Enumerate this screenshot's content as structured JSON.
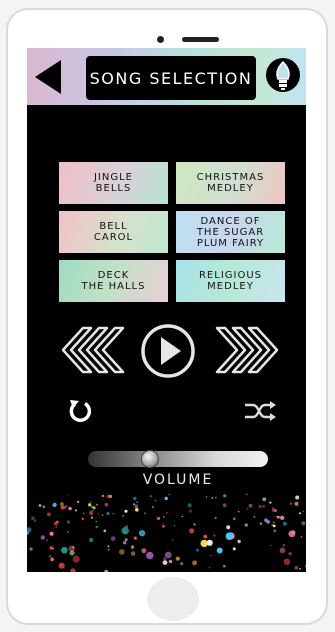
{
  "header": {
    "title": "SONG SELECTION",
    "back_icon": "back-arrow-icon",
    "settings_icon": "lightbulb-icon"
  },
  "songs": [
    {
      "label": "JINGLE\nBELLS"
    },
    {
      "label": "CHRISTMAS\nMEDLEY"
    },
    {
      "label": "BELL\nCAROL"
    },
    {
      "label": "DANCE OF\nTHE SUGAR\nPLUM FAIRY"
    },
    {
      "label": "DECK\nTHE HALLS"
    },
    {
      "label": "RELIGIOUS\nMEDLEY"
    }
  ],
  "controls": {
    "rewind_icon": "rewind-icon",
    "play_icon": "play-icon",
    "fast_forward_icon": "fast-forward-icon",
    "repeat_icon": "repeat-icon",
    "shuffle_icon": "shuffle-icon"
  },
  "volume": {
    "label": "VOLUME",
    "level": 0.33
  },
  "colors": {
    "screen_background": "#000000",
    "header_gradient_start": "#d8b8cf",
    "header_gradient_end": "#bfe5f1",
    "control_stroke": "#e6e6e6"
  }
}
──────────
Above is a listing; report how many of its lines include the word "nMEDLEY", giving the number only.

§ YOUR SOLUTION: 2